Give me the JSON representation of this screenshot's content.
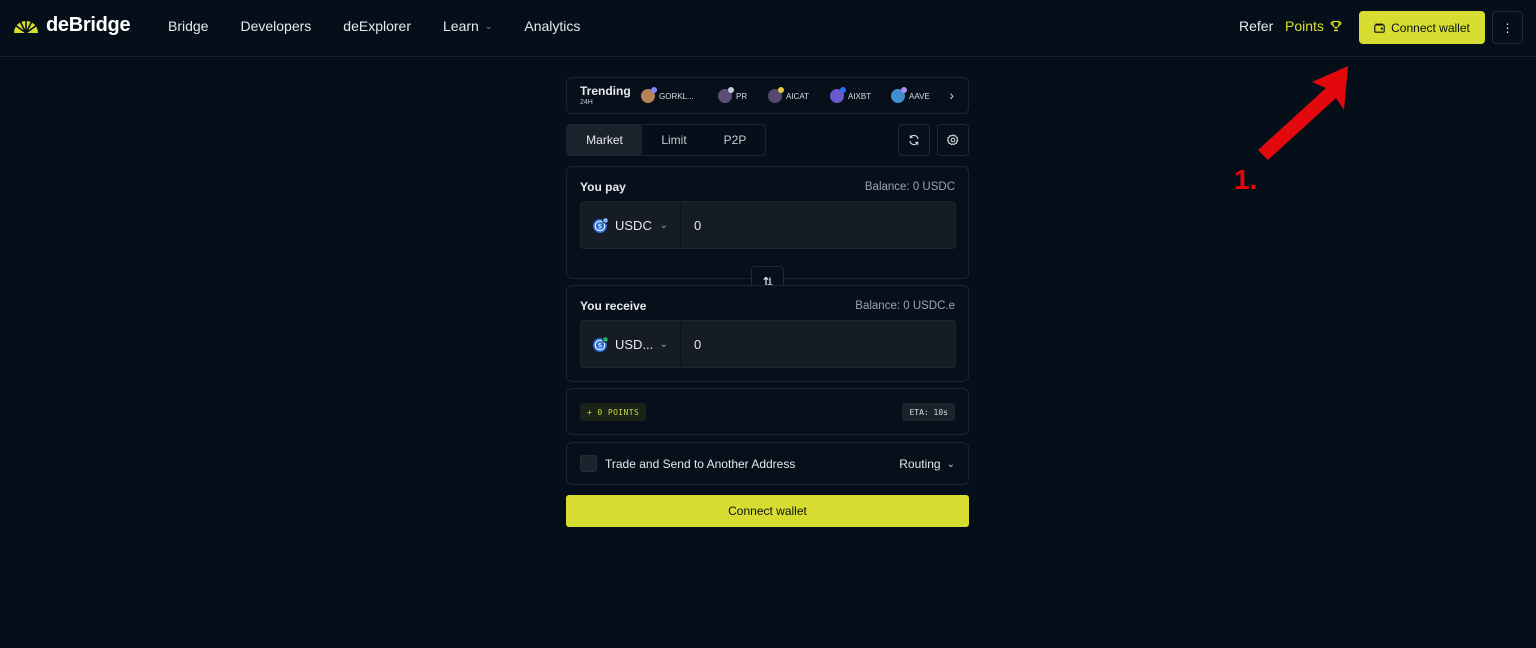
{
  "header": {
    "logo_text": "deBridge",
    "nav": [
      {
        "label": "Bridge"
      },
      {
        "label": "Developers"
      },
      {
        "label": "deExplorer"
      },
      {
        "label": "Learn",
        "dropdown": true
      },
      {
        "label": "Analytics"
      }
    ],
    "refer_label": "Refer",
    "points_label": "Points",
    "connect_wallet_label": "Connect wallet",
    "more_icon": "vertical-dots-icon"
  },
  "trending": {
    "title": "Trending",
    "period": "24H",
    "tokens": [
      {
        "symbol": "GORKL...",
        "color": "#b6825a",
        "badge": "#7c8cff"
      },
      {
        "symbol": "PR",
        "color": "#5b4f7a",
        "badge": "#c5c9d6"
      },
      {
        "symbol": "AICAT",
        "color": "#574a6e",
        "badge": "#e5c84a"
      },
      {
        "symbol": "AIXBT",
        "color": "#6a59c8",
        "badge": "#2d6cff"
      },
      {
        "symbol": "AAVE",
        "color": "#3f8fd0",
        "badge": "#b08cf0"
      }
    ]
  },
  "tabs": [
    {
      "label": "Market",
      "active": true
    },
    {
      "label": "Limit",
      "active": false
    },
    {
      "label": "P2P",
      "active": false
    }
  ],
  "pay": {
    "title": "You pay",
    "balance": "Balance: 0  USDC",
    "token": "USDC",
    "amount": "0"
  },
  "receive": {
    "title": "You receive",
    "balance": "Balance: 0 USDC.e",
    "token": "USD...",
    "amount": "0"
  },
  "points_badge": "+ 0 POINTS",
  "eta_badge": "ETA: 10s",
  "send_to_another": "Trade and Send to Another Address",
  "routing_label": "Routing",
  "connect_wallet_main": "Connect wallet",
  "annotation": {
    "text": "1.",
    "color": "#e3080c"
  },
  "colors": {
    "accent": "#d7dd30",
    "background": "#050f1a"
  }
}
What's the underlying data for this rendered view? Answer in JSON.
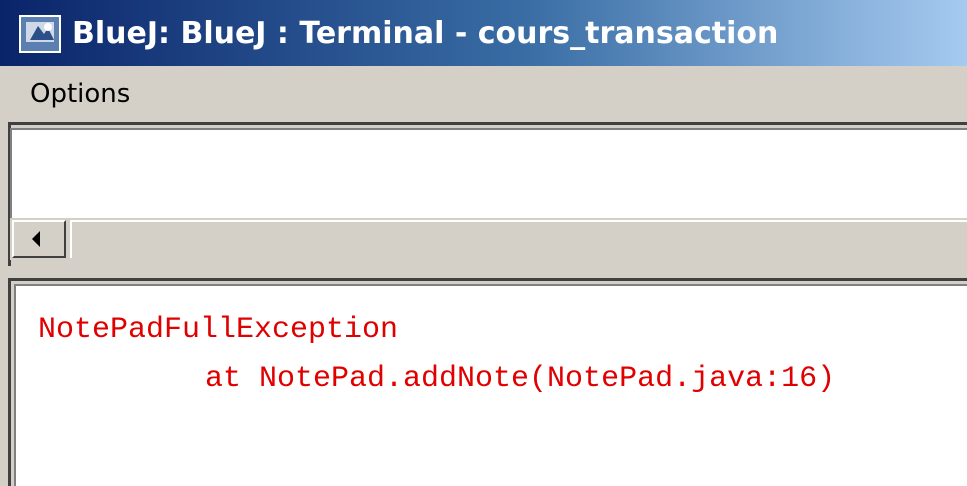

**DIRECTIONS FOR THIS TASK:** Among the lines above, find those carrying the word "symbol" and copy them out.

**EXPECTED OUTPUT:**
        "symbol": "GORKL...",
        "symbol": "PR",
        "symbol": "AICAT",
        "symbol": "AIXBT",
        "symbol": "AAVE",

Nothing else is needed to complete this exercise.